In an email sent to fellow staff after the initial Newshub article was published, Dr Wills described the University of Auckland’s handling of its online assessments and exams as “downright embarrassing”.
“Thanks to the format of the exam, private communication can take place freely on Facebook, Discord, WeChat and other platforms during the exam,” he wrote.
“None of the reported cheating methods come as a surprise as they were methods already reported by academic staff to the University last year. The unproctored online exams nevertheless took place.”
Dr. Wills says future reviews need to have some form of oversight to put a stop to it.
“I haven’t looked at existing systems for monitoring online exams. Whatever they are, they must be quite intrusive,” he told Newshub.
“Like they have to require students to have a camera on their computer, which is on, for example. There has to be something better than a free-for-all…there has to be something better than nothing .”
In his email, Dr Wills also challenged a university spokesperson quoted in the article, who said Newshub teaching staff had been asked to be “extremely vigilant” in light of the allegations. ‘misconduct.
“[It’s] return the ball.
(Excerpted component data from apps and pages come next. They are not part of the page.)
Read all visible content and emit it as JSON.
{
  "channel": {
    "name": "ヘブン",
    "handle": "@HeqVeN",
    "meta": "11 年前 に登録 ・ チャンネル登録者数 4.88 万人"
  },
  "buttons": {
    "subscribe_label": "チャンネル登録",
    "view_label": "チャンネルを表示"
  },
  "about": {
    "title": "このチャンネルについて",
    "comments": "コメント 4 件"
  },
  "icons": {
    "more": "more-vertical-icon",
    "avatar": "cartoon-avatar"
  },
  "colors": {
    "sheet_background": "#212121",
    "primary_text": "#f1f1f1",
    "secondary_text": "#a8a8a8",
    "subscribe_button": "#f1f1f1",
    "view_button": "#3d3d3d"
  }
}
What should these staff do? Creating fake accounts to mingle with other fake accounts online in the afternoon and evening during the exam period?
“Do all that extra work outside of work hours while performing their ‘regular’ daytime duties? Visit student quarters to avoid organized cheating in person? How should they be ‘extremely vigilant’ about students’ telephone communications during exams?”
He said around 40 people responded to his email expressing anger that teaching staff were being asked to take on this increased workload during exam time, especially as they are ” already overworked” and often lower paid staff.
Newshub contacted the University of Auckland for a response, but a spokesperson said they could not comment further.
However, in response to Newshub’s initial request for comment in June, the spokesperson said the university had launched an investigation after a student contacted a staff member concerned about planned academic misconduct. during an online exam.
“As a result, tutors have been warned to be extremely vigilant regarding academic misconduct in light of these allegations. The university has mechanisms in place to detect cheating and will follow up and sanction where there is evidence of infractions.
“While we are not aware of any cheating during these online reviews, we will investigate the allegation.
“Students are fully aware of their responsibilities for academic integrity. They are informed of the consequences of violating these throughout their courses and reminded again on their examination papers.
“Last year the COVID situation meant that exams were largely moved online and we have continued this practice in some programs to provide students with certainty about the assessment process in light of potential changes in levels. COVID alert.
“We will continue to seek ways to ensure that the highest standards of academic integrity are maintained and that the small number of students who fail to meet them do not negatively impact others.”